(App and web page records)
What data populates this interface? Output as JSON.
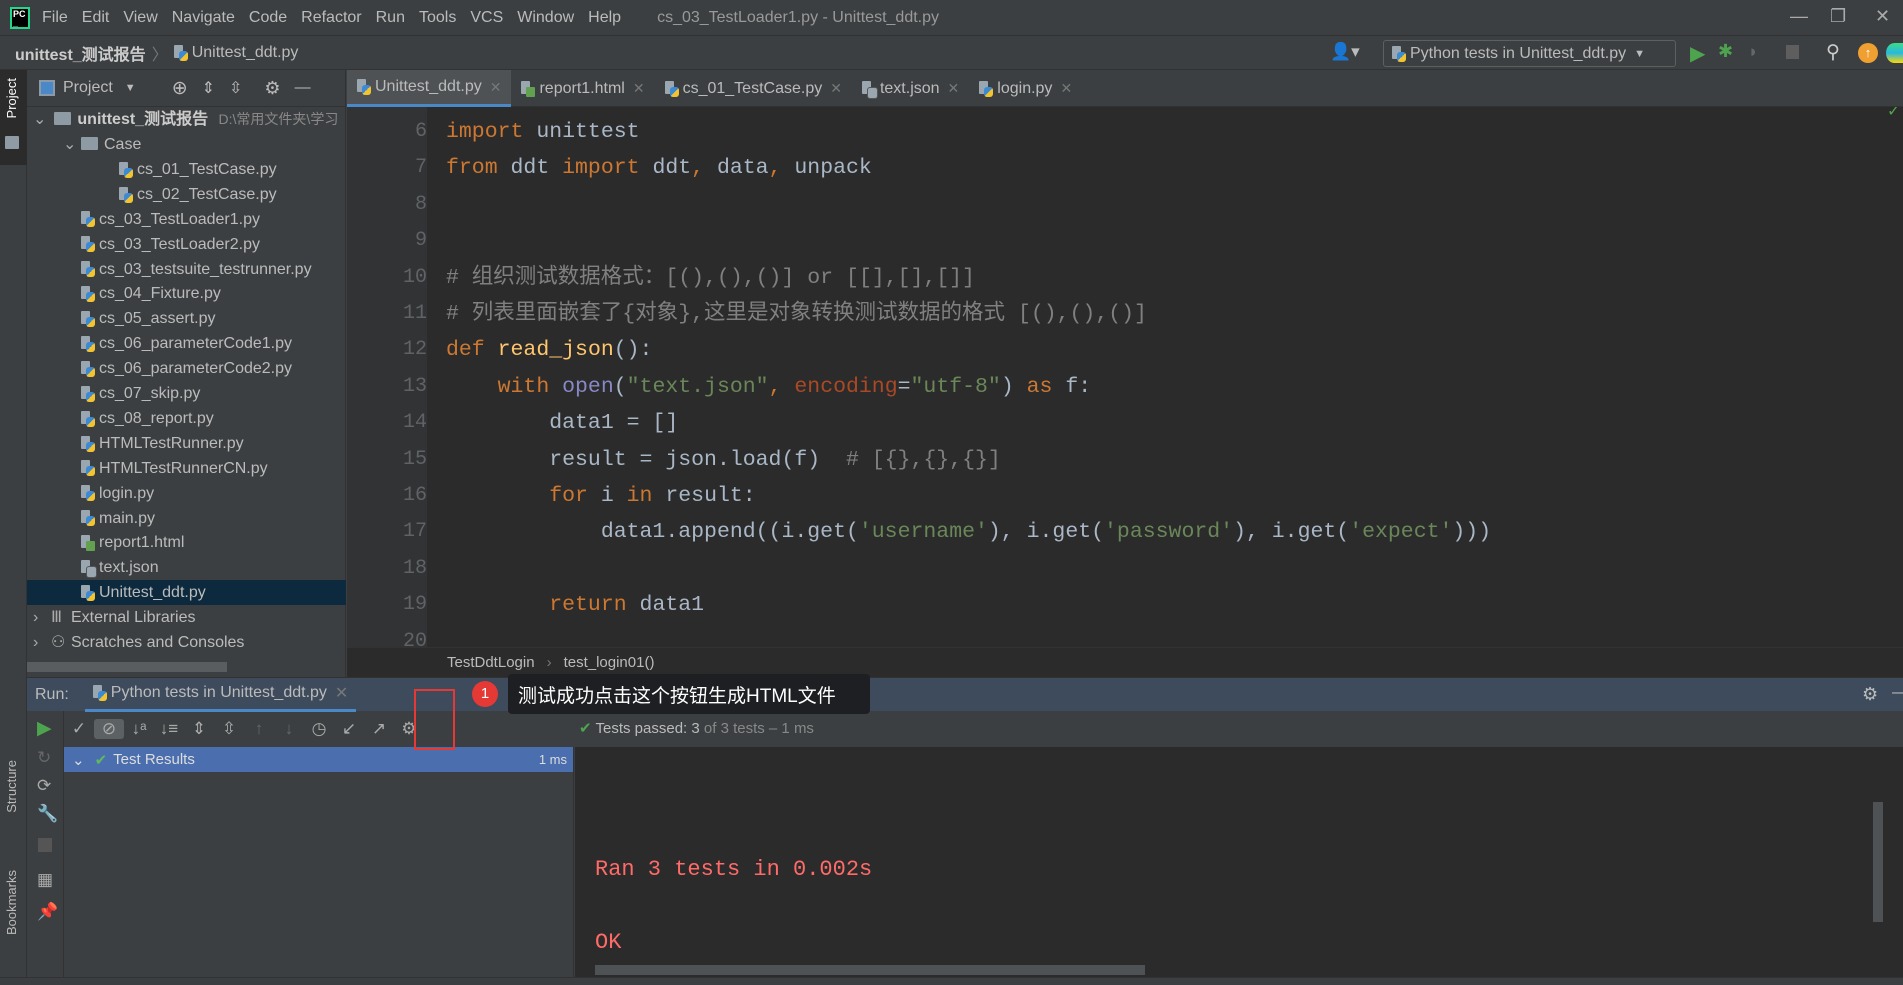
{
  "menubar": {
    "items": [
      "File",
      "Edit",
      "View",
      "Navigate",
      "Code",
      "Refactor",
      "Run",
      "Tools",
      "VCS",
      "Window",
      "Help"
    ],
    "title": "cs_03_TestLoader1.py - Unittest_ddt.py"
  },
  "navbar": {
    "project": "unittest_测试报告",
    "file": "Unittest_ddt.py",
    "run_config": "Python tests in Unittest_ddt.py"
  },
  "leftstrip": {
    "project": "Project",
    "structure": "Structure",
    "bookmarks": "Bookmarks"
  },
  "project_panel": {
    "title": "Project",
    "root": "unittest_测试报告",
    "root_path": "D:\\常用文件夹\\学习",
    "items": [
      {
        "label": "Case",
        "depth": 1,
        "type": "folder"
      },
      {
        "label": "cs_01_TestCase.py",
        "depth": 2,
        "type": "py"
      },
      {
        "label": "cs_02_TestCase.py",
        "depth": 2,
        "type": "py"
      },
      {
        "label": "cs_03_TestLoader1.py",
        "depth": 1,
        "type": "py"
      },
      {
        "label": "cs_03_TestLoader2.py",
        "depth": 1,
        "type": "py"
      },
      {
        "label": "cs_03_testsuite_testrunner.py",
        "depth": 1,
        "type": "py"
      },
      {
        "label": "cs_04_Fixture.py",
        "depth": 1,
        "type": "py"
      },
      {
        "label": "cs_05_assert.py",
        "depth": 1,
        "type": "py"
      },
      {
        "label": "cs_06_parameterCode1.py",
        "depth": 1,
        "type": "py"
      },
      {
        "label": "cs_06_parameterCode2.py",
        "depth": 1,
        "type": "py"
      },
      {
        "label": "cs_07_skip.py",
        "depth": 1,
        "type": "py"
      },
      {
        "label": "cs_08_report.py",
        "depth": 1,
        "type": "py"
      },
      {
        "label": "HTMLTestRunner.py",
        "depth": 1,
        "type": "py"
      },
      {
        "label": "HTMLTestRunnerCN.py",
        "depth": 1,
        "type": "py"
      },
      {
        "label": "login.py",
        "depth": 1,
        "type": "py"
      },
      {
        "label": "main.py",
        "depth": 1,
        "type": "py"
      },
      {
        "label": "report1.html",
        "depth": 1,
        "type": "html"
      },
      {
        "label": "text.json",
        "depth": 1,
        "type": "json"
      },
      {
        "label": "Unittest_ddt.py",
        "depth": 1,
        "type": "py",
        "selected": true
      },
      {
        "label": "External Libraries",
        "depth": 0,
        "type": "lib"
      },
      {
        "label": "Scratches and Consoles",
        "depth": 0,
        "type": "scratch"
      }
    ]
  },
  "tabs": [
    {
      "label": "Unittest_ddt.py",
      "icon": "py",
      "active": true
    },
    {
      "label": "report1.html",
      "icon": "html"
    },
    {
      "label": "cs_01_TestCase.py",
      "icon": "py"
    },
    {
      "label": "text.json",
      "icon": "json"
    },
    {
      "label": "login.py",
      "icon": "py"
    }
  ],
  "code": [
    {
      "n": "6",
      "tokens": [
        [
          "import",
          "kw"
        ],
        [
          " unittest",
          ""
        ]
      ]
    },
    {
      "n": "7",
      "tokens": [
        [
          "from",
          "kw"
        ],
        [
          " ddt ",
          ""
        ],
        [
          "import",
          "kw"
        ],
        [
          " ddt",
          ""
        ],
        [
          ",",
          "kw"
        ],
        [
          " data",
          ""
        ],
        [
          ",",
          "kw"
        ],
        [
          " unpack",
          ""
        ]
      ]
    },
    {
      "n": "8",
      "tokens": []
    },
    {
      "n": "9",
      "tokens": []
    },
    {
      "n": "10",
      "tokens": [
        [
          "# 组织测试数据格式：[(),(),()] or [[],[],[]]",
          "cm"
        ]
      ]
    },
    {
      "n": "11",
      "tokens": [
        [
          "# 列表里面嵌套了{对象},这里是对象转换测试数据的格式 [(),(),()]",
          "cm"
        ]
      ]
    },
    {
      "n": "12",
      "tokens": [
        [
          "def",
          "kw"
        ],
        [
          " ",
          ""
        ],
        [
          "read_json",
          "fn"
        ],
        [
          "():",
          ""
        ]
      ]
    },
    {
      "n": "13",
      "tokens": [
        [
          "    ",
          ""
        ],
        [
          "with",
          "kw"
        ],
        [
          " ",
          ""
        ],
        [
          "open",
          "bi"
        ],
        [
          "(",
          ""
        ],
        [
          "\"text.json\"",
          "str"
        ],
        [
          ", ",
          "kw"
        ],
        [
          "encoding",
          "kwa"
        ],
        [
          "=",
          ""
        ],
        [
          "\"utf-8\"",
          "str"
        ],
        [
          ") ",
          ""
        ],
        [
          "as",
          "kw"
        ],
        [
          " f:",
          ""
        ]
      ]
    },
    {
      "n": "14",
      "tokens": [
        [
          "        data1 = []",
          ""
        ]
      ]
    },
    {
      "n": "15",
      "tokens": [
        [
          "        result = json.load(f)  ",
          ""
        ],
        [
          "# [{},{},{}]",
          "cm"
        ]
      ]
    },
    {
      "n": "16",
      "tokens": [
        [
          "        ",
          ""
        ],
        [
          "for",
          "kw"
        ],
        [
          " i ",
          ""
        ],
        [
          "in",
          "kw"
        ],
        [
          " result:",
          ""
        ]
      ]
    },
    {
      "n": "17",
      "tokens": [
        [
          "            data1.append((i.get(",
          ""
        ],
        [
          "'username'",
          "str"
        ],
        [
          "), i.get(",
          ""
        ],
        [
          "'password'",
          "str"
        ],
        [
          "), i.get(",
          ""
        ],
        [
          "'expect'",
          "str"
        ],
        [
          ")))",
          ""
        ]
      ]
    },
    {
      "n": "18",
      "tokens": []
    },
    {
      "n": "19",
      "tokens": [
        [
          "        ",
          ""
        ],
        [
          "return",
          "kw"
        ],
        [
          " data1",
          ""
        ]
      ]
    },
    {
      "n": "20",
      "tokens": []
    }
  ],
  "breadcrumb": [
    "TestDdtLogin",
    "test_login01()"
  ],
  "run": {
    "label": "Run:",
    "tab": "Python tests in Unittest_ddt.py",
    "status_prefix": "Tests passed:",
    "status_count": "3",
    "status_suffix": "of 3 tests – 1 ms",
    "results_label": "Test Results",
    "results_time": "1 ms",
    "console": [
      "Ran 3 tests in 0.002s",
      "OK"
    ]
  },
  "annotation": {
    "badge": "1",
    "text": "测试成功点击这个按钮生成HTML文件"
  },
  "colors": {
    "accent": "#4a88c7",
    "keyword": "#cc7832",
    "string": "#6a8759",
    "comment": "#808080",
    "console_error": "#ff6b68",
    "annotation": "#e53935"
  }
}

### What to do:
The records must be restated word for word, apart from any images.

### Result of the task:
What data populates this interface? Output as JSON.
{
  "menubar": {
    "items": [
      "File",
      "Edit",
      "View",
      "Navigate",
      "Code",
      "Refactor",
      "Run",
      "Tools",
      "VCS",
      "Window",
      "Help"
    ],
    "title": "cs_03_TestLoader1.py - Unittest_ddt.py"
  },
  "navbar": {
    "project": "unittest_测试报告",
    "file": "Unittest_ddt.py",
    "run_config": "Python tests in Unittest_ddt.py"
  },
  "leftstrip": {
    "project": "Project",
    "structure": "Structure",
    "bookmarks": "Bookmarks"
  },
  "project_panel": {
    "title": "Project",
    "root": "unittest_测试报告",
    "root_path": "D:\\常用文件夹\\学习",
    "items": [
      {
        "label": "Case",
        "depth": 1,
        "type": "folder"
      },
      {
        "label": "cs_01_TestCase.py",
        "depth": 2,
        "type": "py"
      },
      {
        "label": "cs_02_TestCase.py",
        "depth": 2,
        "type": "py"
      },
      {
        "label": "cs_03_TestLoader1.py",
        "depth": 1,
        "type": "py"
      },
      {
        "label": "cs_03_TestLoader2.py",
        "depth": 1,
        "type": "py"
      },
      {
        "label": "cs_03_testsuite_testrunner.py",
        "depth": 1,
        "type": "py"
      },
      {
        "label": "cs_04_Fixture.py",
        "depth": 1,
        "type": "py"
      },
      {
        "label": "cs_05_assert.py",
        "depth": 1,
        "type": "py"
      },
      {
        "label": "cs_06_parameterCode1.py",
        "depth": 1,
        "type": "py"
      },
      {
        "label": "cs_06_parameterCode2.py",
        "depth": 1,
        "type": "py"
      },
      {
        "label": "cs_07_skip.py",
        "depth": 1,
        "type": "py"
      },
      {
        "label": "cs_08_report.py",
        "depth": 1,
        "type": "py"
      },
      {
        "label": "HTMLTestRunner.py",
        "depth": 1,
        "type": "py"
      },
      {
        "label": "HTMLTestRunnerCN.py",
        "depth": 1,
        "type": "py"
      },
      {
        "label": "login.py",
        "depth": 1,
        "type": "py"
      },
      {
        "label": "main.py",
        "depth": 1,
        "type": "py"
      },
      {
        "label": "report1.html",
        "depth": 1,
        "type": "html"
      },
      {
        "label": "text.json",
        "depth": 1,
        "type": "json"
      },
      {
        "label": "Unittest_ddt.py",
        "depth": 1,
        "type": "py",
        "selected": true
      },
      {
        "label": "External Libraries",
        "depth": 0,
        "type": "lib"
      },
      {
        "label": "Scratches and Consoles",
        "depth": 0,
        "type": "scratch"
      }
    ]
  },
  "tabs": [
    {
      "label": "Unittest_ddt.py",
      "icon": "py",
      "active": true
    },
    {
      "label": "report1.html",
      "icon": "html"
    },
    {
      "label": "cs_01_TestCase.py",
      "icon": "py"
    },
    {
      "label": "text.json",
      "icon": "json"
    },
    {
      "label": "login.py",
      "icon": "py"
    }
  ],
  "code": [
    {
      "n": "6",
      "tokens": [
        [
          "import",
          "kw"
        ],
        [
          " unittest",
          ""
        ]
      ]
    },
    {
      "n": "7",
      "tokens": [
        [
          "from",
          "kw"
        ],
        [
          " ddt ",
          ""
        ],
        [
          "import",
          "kw"
        ],
        [
          " ddt",
          ""
        ],
        [
          ",",
          "kw"
        ],
        [
          " data",
          ""
        ],
        [
          ",",
          "kw"
        ],
        [
          " unpack",
          ""
        ]
      ]
    },
    {
      "n": "8",
      "tokens": []
    },
    {
      "n": "9",
      "tokens": []
    },
    {
      "n": "10",
      "tokens": [
        [
          "# 组织测试数据格式：[(),(),()] or [[],[],[]]",
          "cm"
        ]
      ]
    },
    {
      "n": "11",
      "tokens": [
        [
          "# 列表里面嵌套了{对象},这里是对象转换测试数据的格式 [(),(),()]",
          "cm"
        ]
      ]
    },
    {
      "n": "12",
      "tokens": [
        [
          "def",
          "kw"
        ],
        [
          " ",
          ""
        ],
        [
          "read_json",
          "fn"
        ],
        [
          "():",
          ""
        ]
      ]
    },
    {
      "n": "13",
      "tokens": [
        [
          "    ",
          ""
        ],
        [
          "with",
          "kw"
        ],
        [
          " ",
          ""
        ],
        [
          "open",
          "bi"
        ],
        [
          "(",
          ""
        ],
        [
          "\"text.json\"",
          "str"
        ],
        [
          ", ",
          "kw"
        ],
        [
          "encoding",
          "kwa"
        ],
        [
          "=",
          ""
        ],
        [
          "\"utf-8\"",
          "str"
        ],
        [
          ") ",
          ""
        ],
        [
          "as",
          "kw"
        ],
        [
          " f:",
          ""
        ]
      ]
    },
    {
      "n": "14",
      "tokens": [
        [
          "        data1 = []",
          ""
        ]
      ]
    },
    {
      "n": "15",
      "tokens": [
        [
          "        result = json.load(f)  ",
          ""
        ],
        [
          "# [{},{},{}]",
          "cm"
        ]
      ]
    },
    {
      "n": "16",
      "tokens": [
        [
          "        ",
          ""
        ],
        [
          "for",
          "kw"
        ],
        [
          " i ",
          ""
        ],
        [
          "in",
          "kw"
        ],
        [
          " result:",
          ""
        ]
      ]
    },
    {
      "n": "17",
      "tokens": [
        [
          "            data1.append((i.get(",
          ""
        ],
        [
          "'username'",
          "str"
        ],
        [
          "), i.get(",
          ""
        ],
        [
          "'password'",
          "str"
        ],
        [
          "), i.get(",
          ""
        ],
        [
          "'expect'",
          "str"
        ],
        [
          ")))",
          ""
        ]
      ]
    },
    {
      "n": "18",
      "tokens": []
    },
    {
      "n": "19",
      "tokens": [
        [
          "        ",
          ""
        ],
        [
          "return",
          "kw"
        ],
        [
          " data1",
          ""
        ]
      ]
    },
    {
      "n": "20",
      "tokens": []
    }
  ],
  "breadcrumb": [
    "TestDdtLogin",
    "test_login01()"
  ],
  "run": {
    "label": "Run:",
    "tab": "Python tests in Unittest_ddt.py",
    "status_prefix": "Tests passed:",
    "status_count": "3",
    "status_suffix": "of 3 tests – 1 ms",
    "results_label": "Test Results",
    "results_time": "1 ms",
    "console": [
      "Ran 3 tests in 0.002s",
      "OK"
    ]
  },
  "annotation": {
    "badge": "1",
    "text": "测试成功点击这个按钮生成HTML文件"
  },
  "colors": {
    "accent": "#4a88c7",
    "keyword": "#cc7832",
    "string": "#6a8759",
    "comment": "#808080",
    "console_error": "#ff6b68",
    "annotation": "#e53935"
  }
}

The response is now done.